Copy every line of the data exactly, leaving nothing out.

=== Material supplied ===

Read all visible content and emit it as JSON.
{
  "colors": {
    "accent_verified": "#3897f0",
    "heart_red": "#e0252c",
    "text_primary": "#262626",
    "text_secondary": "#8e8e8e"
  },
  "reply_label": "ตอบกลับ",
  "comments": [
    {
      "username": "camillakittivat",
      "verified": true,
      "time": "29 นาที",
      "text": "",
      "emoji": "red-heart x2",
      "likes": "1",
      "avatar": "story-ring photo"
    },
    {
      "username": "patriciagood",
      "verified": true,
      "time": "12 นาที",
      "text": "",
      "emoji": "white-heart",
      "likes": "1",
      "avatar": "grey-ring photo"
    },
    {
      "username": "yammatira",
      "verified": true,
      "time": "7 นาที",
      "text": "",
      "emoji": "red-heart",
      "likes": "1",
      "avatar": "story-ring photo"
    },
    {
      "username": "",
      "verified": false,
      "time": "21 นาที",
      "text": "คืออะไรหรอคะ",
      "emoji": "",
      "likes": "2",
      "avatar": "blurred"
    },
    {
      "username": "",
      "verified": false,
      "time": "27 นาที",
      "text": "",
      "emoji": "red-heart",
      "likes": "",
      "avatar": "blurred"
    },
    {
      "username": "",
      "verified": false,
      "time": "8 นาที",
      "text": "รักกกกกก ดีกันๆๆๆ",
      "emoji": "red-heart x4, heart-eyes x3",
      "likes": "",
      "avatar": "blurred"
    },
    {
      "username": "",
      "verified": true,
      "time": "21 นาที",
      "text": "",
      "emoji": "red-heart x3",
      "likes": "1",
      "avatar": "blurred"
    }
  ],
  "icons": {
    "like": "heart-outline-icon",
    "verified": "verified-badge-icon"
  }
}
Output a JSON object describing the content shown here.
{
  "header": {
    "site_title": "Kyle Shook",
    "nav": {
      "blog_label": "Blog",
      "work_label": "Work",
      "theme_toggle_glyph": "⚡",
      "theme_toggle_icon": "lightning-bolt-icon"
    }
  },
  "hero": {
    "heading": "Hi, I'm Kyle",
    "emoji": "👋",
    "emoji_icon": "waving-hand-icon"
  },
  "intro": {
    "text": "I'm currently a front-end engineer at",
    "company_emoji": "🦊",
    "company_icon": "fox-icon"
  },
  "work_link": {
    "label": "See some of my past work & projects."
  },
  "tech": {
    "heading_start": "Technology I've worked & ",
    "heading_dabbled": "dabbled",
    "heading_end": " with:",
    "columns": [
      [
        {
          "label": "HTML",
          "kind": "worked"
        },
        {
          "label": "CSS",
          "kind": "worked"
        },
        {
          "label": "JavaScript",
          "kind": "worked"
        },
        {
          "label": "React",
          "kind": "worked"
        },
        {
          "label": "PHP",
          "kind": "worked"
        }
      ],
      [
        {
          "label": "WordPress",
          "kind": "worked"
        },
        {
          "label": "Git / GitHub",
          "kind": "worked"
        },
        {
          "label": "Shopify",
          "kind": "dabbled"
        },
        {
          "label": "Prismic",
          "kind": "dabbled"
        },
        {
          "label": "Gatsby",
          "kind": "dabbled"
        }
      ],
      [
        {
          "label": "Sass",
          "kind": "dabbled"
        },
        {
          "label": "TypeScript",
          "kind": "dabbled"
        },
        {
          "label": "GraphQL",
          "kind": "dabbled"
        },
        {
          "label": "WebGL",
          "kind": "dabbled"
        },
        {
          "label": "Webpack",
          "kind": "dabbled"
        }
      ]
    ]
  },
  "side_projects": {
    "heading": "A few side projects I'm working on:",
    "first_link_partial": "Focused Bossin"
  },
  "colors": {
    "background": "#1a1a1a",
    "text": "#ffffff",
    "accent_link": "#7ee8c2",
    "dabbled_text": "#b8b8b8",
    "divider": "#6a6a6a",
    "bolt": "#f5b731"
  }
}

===

#### [Task solution]
Read all visible content and emit it as JSON.
{
  "colors": {
    "accent_verified": "#3897f0",
    "heart_red": "#e0252c",
    "text_primary": "#262626",
    "text_secondary": "#8e8e8e"
  },
  "reply_label": "ตอบกลับ",
  "comments": [
    {
      "username": "camillakittivat",
      "verified": true,
      "time": "29 นาที",
      "text": "",
      "emoji": "red-heart x2",
      "likes": "1",
      "avatar": "story-ring photo"
    },
    {
      "username": "patriciagood",
      "verified": true,
      "time": "12 นาที",
      "text": "",
      "emoji": "white-heart",
      "likes": "1",
      "avatar": "grey-ring photo"
    },
    {
      "username": "yammatira",
      "verified": true,
      "time": "7 นาที",
      "text": "",
      "emoji": "red-heart",
      "likes": "1",
      "avatar": "story-ring photo"
    },
    {
      "username": "",
      "verified": false,
      "time": "21 นาที",
      "text": "คืออะไรหรอคะ",
      "emoji": "",
      "likes": "2",
      "avatar": "blurred"
    },
    {
      "username": "",
      "verified": false,
      "time": "27 นาที",
      "text": "",
      "emoji": "red-heart",
      "likes": "",
      "avatar": "blurred"
    },
    {
      "username": "",
      "verified": false,
      "time": "8 นาที",
      "text": "รักกกกกก ดีกันๆๆๆ",
      "emoji": "red-heart x4, heart-eyes x3",
      "likes": "",
      "avatar": "blurred"
    },
    {
      "username": "",
      "verified": true,
      "time": "21 นาที",
      "text": "",
      "emoji": "red-heart x3",
      "likes": "1",
      "avatar": "blurred"
    }
  ],
  "icons": {
    "like": "heart-outline-icon",
    "verified": "verified-badge-icon"
  }
}
Output a JSON object describing the content shown here.
{
  "header": {
    "site_title": "Kyle Shook",
    "nav": {
      "blog_label": "Blog",
      "work_label": "Work",
      "theme_toggle_glyph": "⚡",
      "theme_toggle_icon": "lightning-bolt-icon"
    }
  },
  "hero": {
    "heading": "Hi, I'm Kyle",
    "emoji": "👋",
    "emoji_icon": "waving-hand-icon"
  },
  "intro": {
    "text": "I'm currently a front-end engineer at",
    "company_emoji": "🦊",
    "company_icon": "fox-icon"
  },
  "work_link": {
    "label": "See some of my past work & projects."
  },
  "tech": {
    "heading_start": "Technology I've worked & ",
    "heading_dabbled": "dabbled",
    "heading_end": " with:",
    "columns": [
      [
        {
          "label": "HTML",
          "kind": "worked"
        },
        {
          "label": "CSS",
          "kind": "worked"
        },
        {
          "label": "JavaScript",
          "kind": "worked"
        },
        {
          "label": "React",
          "kind": "worked"
        },
        {
          "label": "PHP",
          "kind": "worked"
        }
      ],
      [
        {
          "label": "WordPress",
          "kind": "worked"
        },
        {
          "label": "Git / GitHub",
          "kind": "worked"
        },
        {
          "label": "Shopify",
          "kind": "dabbled"
        },
        {
          "label": "Prismic",
          "kind": "dabbled"
        },
        {
          "label": "Gatsby",
          "kind": "dabbled"
        }
      ],
      [
        {
          "label": "Sass",
          "kind": "dabbled"
        },
        {
          "label": "TypeScript",
          "kind": "dabbled"
        },
        {
          "label": "GraphQL",
          "kind": "dabbled"
        },
        {
          "label": "WebGL",
          "kind": "dabbled"
        },
        {
          "label": "Webpack",
          "kind": "dabbled"
        }
      ]
    ]
  },
  "side_projects": {
    "heading": "A few side projects I'm working on:",
    "first_link_partial": "Focused Bossin"
  },
  "colors": {
    "background": "#1a1a1a",
    "text": "#ffffff",
    "accent_link": "#7ee8c2",
    "dabbled_text": "#b8b8b8",
    "divider": "#6a6a6a",
    "bolt": "#f5b731"
  }
}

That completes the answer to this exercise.